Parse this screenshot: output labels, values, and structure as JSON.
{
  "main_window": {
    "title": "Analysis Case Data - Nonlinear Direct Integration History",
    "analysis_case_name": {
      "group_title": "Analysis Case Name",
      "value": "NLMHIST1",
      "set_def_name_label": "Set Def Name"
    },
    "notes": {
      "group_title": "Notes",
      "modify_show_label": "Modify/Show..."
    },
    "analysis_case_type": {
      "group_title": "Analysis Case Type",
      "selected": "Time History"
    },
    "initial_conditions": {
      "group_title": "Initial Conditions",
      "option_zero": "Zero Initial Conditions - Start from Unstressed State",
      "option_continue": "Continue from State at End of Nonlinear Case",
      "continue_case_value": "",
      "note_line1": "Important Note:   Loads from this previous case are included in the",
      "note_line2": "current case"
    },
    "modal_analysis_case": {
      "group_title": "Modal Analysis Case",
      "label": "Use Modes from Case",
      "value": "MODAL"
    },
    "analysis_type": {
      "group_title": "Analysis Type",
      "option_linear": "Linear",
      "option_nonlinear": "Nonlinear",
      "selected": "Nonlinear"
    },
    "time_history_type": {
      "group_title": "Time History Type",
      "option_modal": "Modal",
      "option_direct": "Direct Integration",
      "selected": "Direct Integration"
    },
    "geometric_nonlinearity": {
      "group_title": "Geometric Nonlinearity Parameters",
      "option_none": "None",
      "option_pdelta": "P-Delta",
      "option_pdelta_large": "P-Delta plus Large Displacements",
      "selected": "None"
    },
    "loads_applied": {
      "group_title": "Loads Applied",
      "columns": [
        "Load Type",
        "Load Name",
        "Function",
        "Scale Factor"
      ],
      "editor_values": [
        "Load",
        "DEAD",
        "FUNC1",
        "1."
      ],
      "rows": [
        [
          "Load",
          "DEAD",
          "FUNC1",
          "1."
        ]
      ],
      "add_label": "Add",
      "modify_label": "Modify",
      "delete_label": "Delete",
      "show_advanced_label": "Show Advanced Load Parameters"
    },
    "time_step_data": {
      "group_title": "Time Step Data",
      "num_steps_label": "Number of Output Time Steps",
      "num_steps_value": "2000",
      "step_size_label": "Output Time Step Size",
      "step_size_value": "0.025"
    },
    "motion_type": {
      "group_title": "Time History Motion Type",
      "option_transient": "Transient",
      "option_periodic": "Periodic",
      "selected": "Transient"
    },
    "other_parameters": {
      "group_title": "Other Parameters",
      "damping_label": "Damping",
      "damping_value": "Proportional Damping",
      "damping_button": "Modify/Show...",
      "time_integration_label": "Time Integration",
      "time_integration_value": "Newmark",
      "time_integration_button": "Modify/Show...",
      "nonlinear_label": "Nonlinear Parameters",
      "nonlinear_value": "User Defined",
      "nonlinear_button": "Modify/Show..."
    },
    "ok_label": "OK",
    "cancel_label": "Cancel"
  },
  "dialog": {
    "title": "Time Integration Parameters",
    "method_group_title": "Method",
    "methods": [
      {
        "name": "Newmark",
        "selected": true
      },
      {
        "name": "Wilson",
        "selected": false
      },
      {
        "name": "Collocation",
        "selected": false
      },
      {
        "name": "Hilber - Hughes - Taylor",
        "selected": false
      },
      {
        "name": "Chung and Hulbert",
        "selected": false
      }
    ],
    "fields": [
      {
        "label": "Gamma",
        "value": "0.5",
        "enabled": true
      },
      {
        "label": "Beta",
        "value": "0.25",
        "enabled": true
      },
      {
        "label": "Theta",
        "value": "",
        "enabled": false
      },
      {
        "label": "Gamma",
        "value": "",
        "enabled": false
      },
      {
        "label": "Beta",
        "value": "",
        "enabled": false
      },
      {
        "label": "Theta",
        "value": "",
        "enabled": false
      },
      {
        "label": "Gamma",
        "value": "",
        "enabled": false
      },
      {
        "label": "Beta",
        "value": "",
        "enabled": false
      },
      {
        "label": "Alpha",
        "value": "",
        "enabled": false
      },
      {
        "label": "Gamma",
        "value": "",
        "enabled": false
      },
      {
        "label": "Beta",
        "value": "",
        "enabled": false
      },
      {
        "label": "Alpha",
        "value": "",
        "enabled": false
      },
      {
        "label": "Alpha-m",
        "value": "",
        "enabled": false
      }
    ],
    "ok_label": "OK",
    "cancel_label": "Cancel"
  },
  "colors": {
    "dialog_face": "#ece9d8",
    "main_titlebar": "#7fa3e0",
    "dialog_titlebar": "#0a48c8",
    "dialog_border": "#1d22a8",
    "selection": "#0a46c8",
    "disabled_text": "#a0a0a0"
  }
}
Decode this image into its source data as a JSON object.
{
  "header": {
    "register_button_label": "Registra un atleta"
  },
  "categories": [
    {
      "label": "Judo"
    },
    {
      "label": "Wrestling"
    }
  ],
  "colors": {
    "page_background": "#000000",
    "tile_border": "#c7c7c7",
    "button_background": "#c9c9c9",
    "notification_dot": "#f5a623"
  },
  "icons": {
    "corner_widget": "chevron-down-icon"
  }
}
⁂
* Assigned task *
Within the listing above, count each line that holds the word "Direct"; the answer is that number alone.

* Response below *
3